Our remix for Krazy Baldhead was a tough one to translate into a live track because it is so long. However I think we did a pretty good job. “We Can Make The World Stop” was quite a beast of a song to write however it didn't take that long to prepare it for the live set.
Your shows are obviously physically demanding. How many calories do you burn per performance? Have there been any injuries resulting from your performances?
Hah! No hard stats on that, but plenty of sweat drenched clothing garments. No injuries yet (knock on wood).
In other interviews, you have highlighted a pre-show ritual: saying a quick mantra, followed by 10 seconds of silence. Could you tell us what that mantra is?
We say, “Here’s to the now." It's just a general idea that we like to keep close to us. It just helps to remind us to live in the present.
Do you have any post-show rituals?
We love to come down from the stage and hang with fans. It's become part of the whole experience for us. Another ritual of mine is that I have to take a shower right after the show. That's mandatory.
Speaking of interacting with fans, what is the most colorful/memorable incident you have involving a fan or fan relations?
There's a fan of ours called Grant Korgan. This is an email he sent us:
Quick story: 9 months ago I broke my back and sustained a spinal cord injury in a snowmobile accident here in the mountains of California. During the long months in the hospital, many friends came, hung out, brought food, smiles, sat back and rocked some of my favorite glitchy beats with me. Knowing my connection to your music, the drive it creates in me, and my always-burning desire to dance at your shows, one friend named Jasmine Hasi went the extra mile. Unbeknownst to me, she sent you boys an email describing who I am, my love for your music and my current (and temporary) situation. Day after long day went by until the moment I was released to go home. When I rolled that shiny new wheelchair into my house for the first time, there on my floor was a FedEx package with the return address: "The Glitch Mob.”

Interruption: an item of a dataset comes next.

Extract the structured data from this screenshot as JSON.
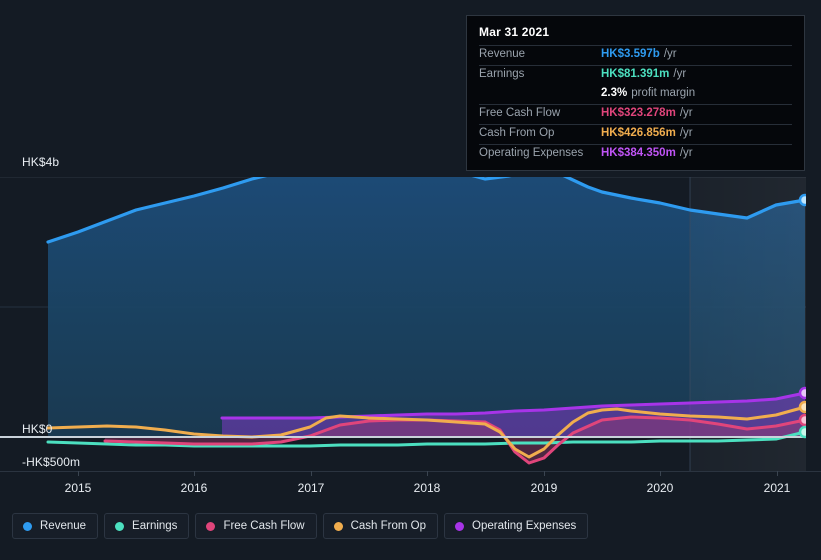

The docs told me I had little chance to stand let alone walk. I never took no for an answer, always believed I would dance again, and everyday with "Crush Mode" in my ear-buds, I left nothing on the table, going all-out in therapy knowing I would rise... One month ago I beat the wheelchair, and last night for the first time since the accident, I stood top deck at the Knitting Factory here in Reno, held the rail, and in preparation for your January show, danced my fucking heart out to the hip-hop funk and soul samples that is “Pretty Lights”!!!
From shows you guys played in the Reno/Tahoe area to the Sea of Dreams last New Years, some of our (my amazing wife and I) favorite moments are dripping to the beat of our favorite digital drummers. You guys have inspired me in many ways to push, to move through any negativity, and to never loose the dream of dancing once again with the Glitch Mob...
I just want to say thank you for the gifts you mailed, thank you for doing what you do, and thank you for helping me reach my goal of 120% recovery!!! In huge Gratitude" -Grant
Not much can follow that. Well done.